##### Source data

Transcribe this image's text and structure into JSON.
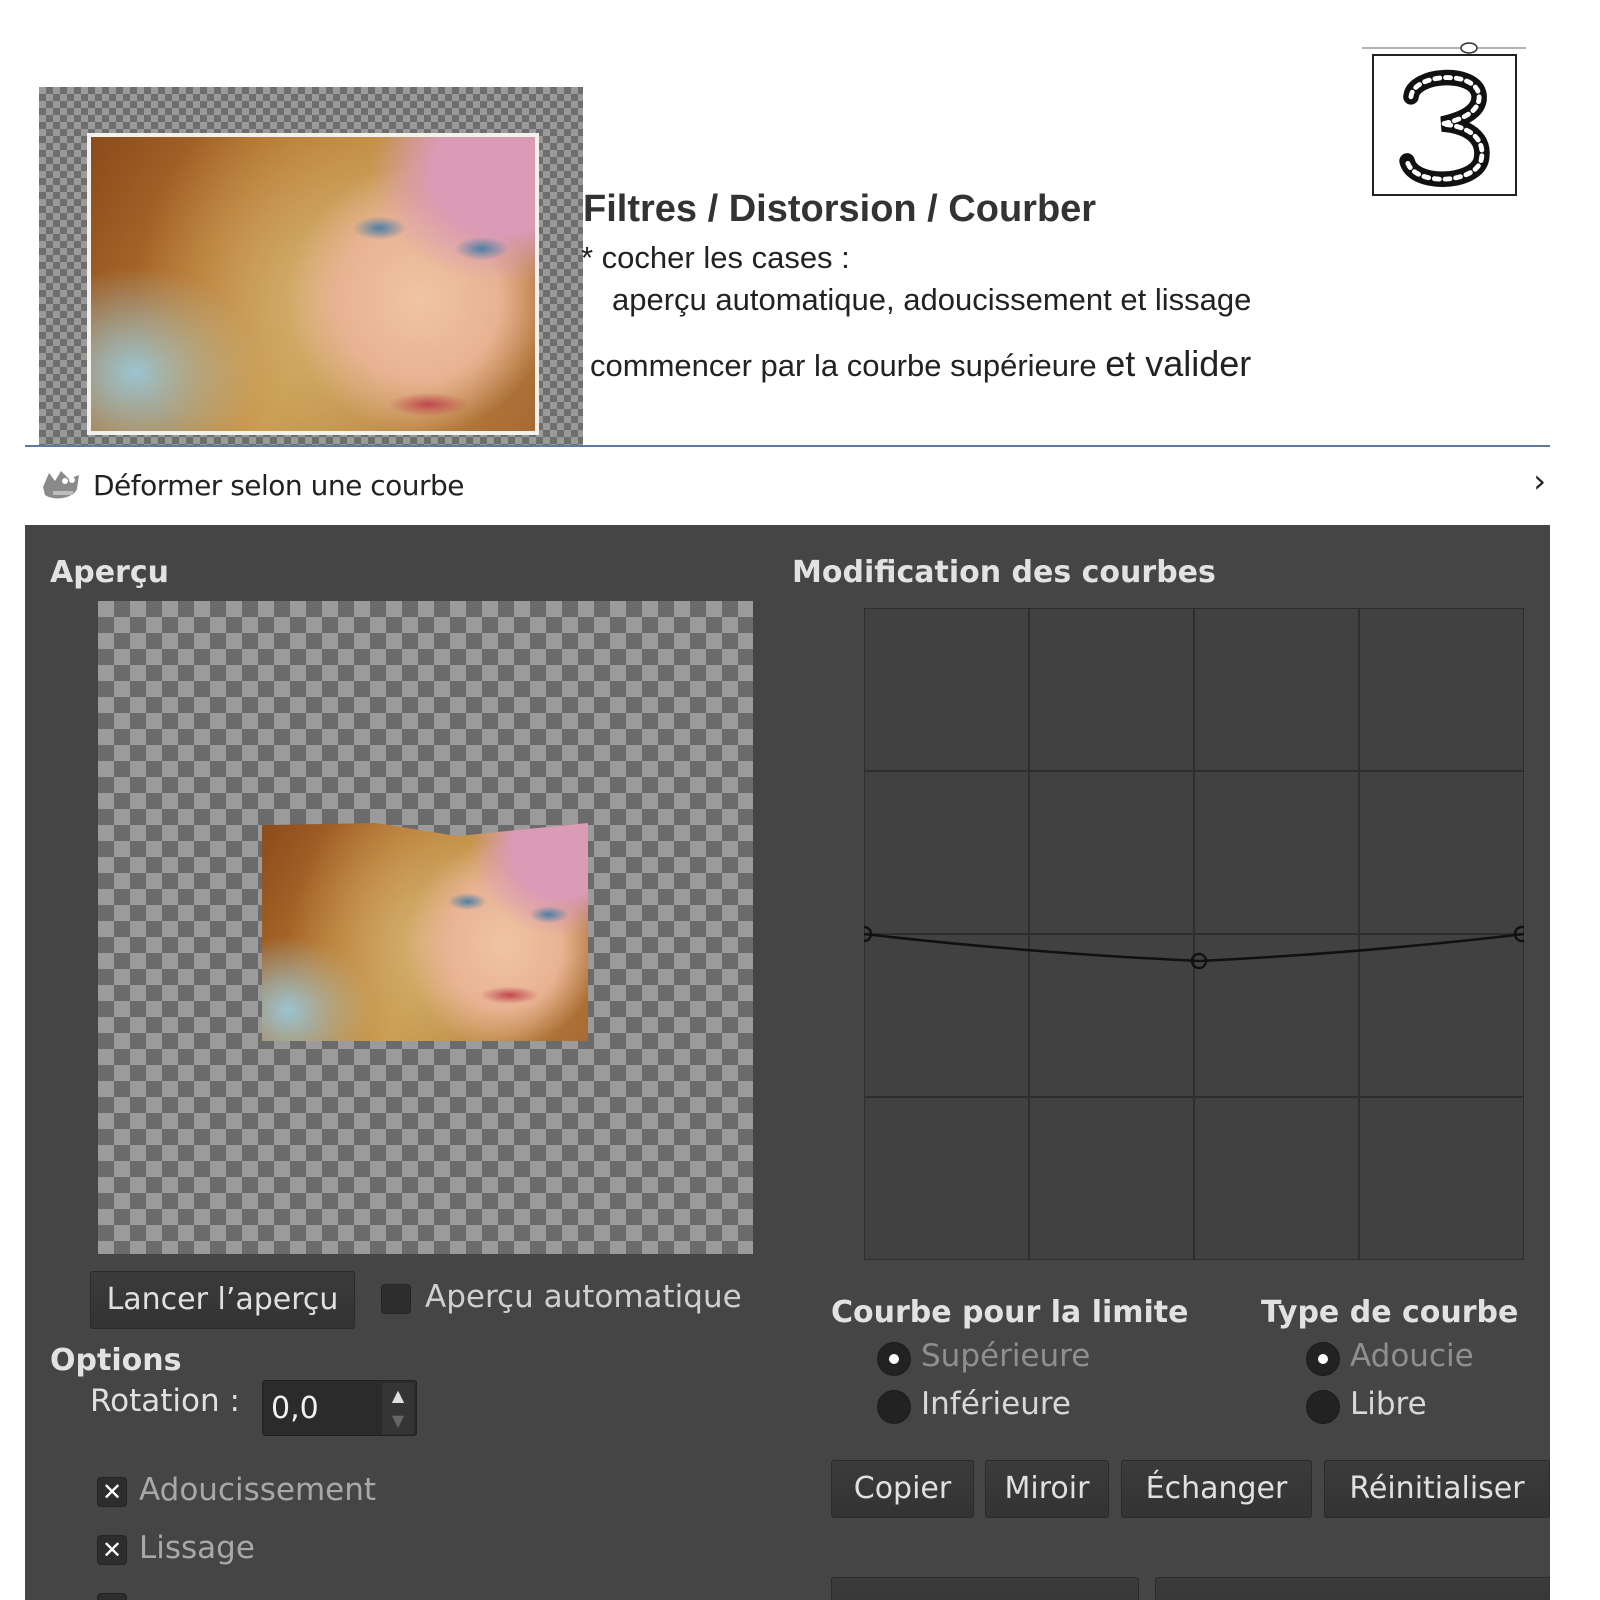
{
  "tutorial": {
    "menu_path": "Filtres / Distorsion / Courber",
    "instruction_line1": "* cocher les cases :",
    "instruction_line2": "aperçu automatique, adoucissement et lissage",
    "instruction_line3_prefix": "commencer par la courbe supérieure ",
    "instruction_line3_emphasis": "et valider",
    "step_number": "3"
  },
  "window": {
    "title": "Déformer selon une courbe",
    "chevron": "›"
  },
  "dialog": {
    "preview_section": "Aperçu",
    "preview_button": "Lancer l’aperçu",
    "auto_preview_label": "Aperçu automatique",
    "auto_preview_checked": false,
    "options_section": "Options",
    "rotation_label": "Rotation :",
    "rotation_value": "0,0",
    "antialias_label": "Adoucissement",
    "antialias_checked": true,
    "smoothing_label": "Lissage",
    "smoothing_checked": true,
    "curves_section": "Modification des courbes",
    "boundary_section": "Courbe pour la limite",
    "boundary_options": [
      {
        "label": "Supérieure",
        "checked": true
      },
      {
        "label": "Inférieure",
        "checked": false
      }
    ],
    "curve_type_section": "Type de courbe",
    "curve_type_options": [
      {
        "label": "Adoucie",
        "checked": true
      },
      {
        "label": "Libre",
        "checked": false
      }
    ],
    "buttons": {
      "copy": "Copier",
      "mirror": "Miroir",
      "swap": "Échanger",
      "reset": "Réinitialiser"
    }
  },
  "colors": {
    "dialog_bg": "#454545",
    "grid_line": "#2e2e2e",
    "curve": "#111111"
  }
}
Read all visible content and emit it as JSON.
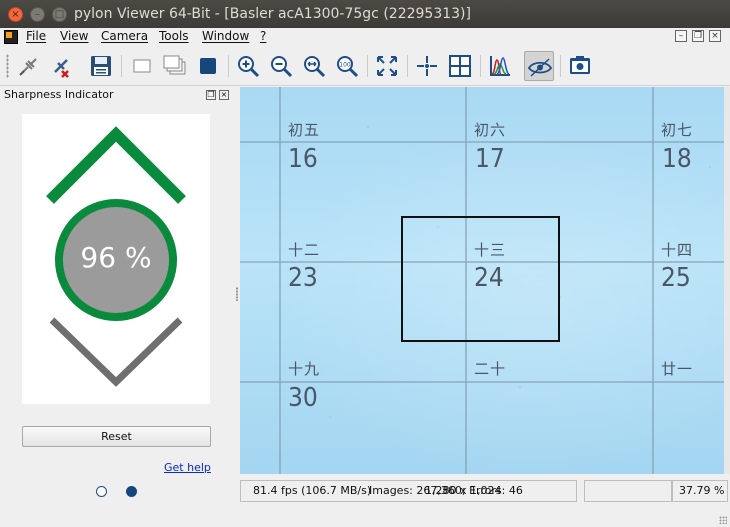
{
  "window": {
    "title": "pylon Viewer 64-Bit - [Basler acA1300-75gc (22295313)]",
    "close_glyph": "×",
    "minimize_glyph": "–",
    "maximize_glyph": "□"
  },
  "menu": {
    "items": [
      "File",
      "View",
      "Camera",
      "Tools",
      "Window",
      "?"
    ]
  },
  "mdi_controls": [
    "minimize-icon",
    "restore-icon",
    "close-icon"
  ],
  "toolbar": {
    "buttons": [
      "disconnect-device-icon",
      "connect-device-icon",
      "save-image-icon",
      "single-shot-icon",
      "continuous-shot-icon",
      "stop-grab-icon",
      "zoom-in-icon",
      "zoom-out-icon",
      "fit-to-window-icon",
      "zoom-100-icon",
      "fullscreen-icon",
      "center-crosshair-icon",
      "grid-icon",
      "histogram-icon",
      "sharpness-eye-icon",
      "image-capture-icon"
    ],
    "pressed": "sharpness-eye-icon"
  },
  "sharpness_panel": {
    "title": "Sharpness Indicator",
    "value": "96 %",
    "colors": {
      "up_chevron": "#0a8a3c",
      "ring": "#0a8a3c",
      "fill": "#9b9b9b",
      "down_chevron": "#6f6f6f"
    },
    "reset_label": "Reset",
    "help_link": "Get help",
    "page_dots": {
      "count": 2,
      "active": 2
    }
  },
  "calendar_image": {
    "row1": {
      "han": [
        "初五",
        "初六",
        "初七"
      ],
      "num": [
        "16",
        "17",
        "18"
      ]
    },
    "row2": {
      "han": [
        "十二",
        "十三",
        "十四"
      ],
      "num": [
        "23",
        "24",
        "25"
      ]
    },
    "row3": {
      "han": [
        "十九",
        "二十",
        "廿一"
      ],
      "num": [
        "30"
      ]
    }
  },
  "status_bar": {
    "fps": "81.4 fps (106.7 MB/s)",
    "images": "Images: 267,360; Errors: 46",
    "resolution_overlap": "1,280 x 1,024",
    "zoom": "37.79 %"
  }
}
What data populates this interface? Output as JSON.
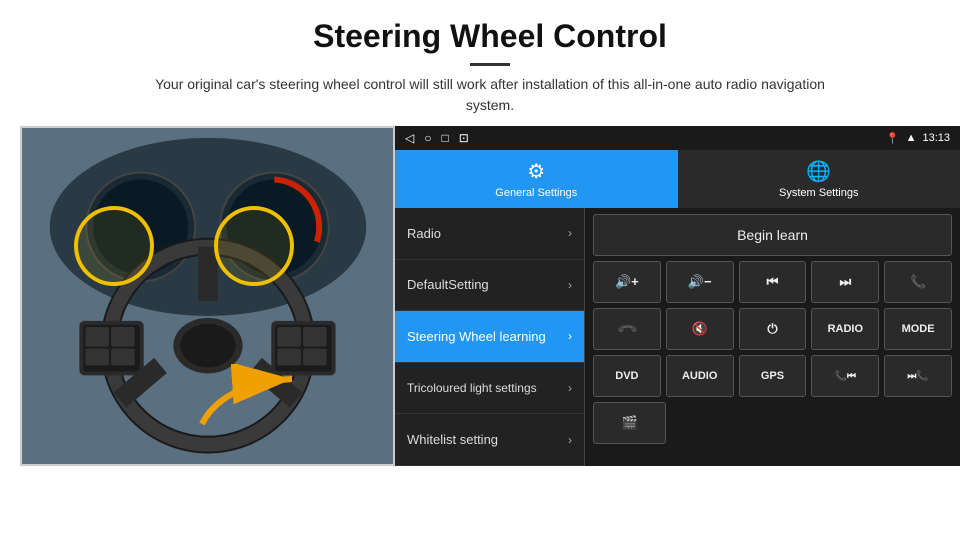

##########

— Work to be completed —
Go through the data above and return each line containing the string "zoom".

— Expected output —
      "zoom-in-icon",
      "zoom-out-icon",
      "zoom-100-icon",
    "zoom": "37.79 %"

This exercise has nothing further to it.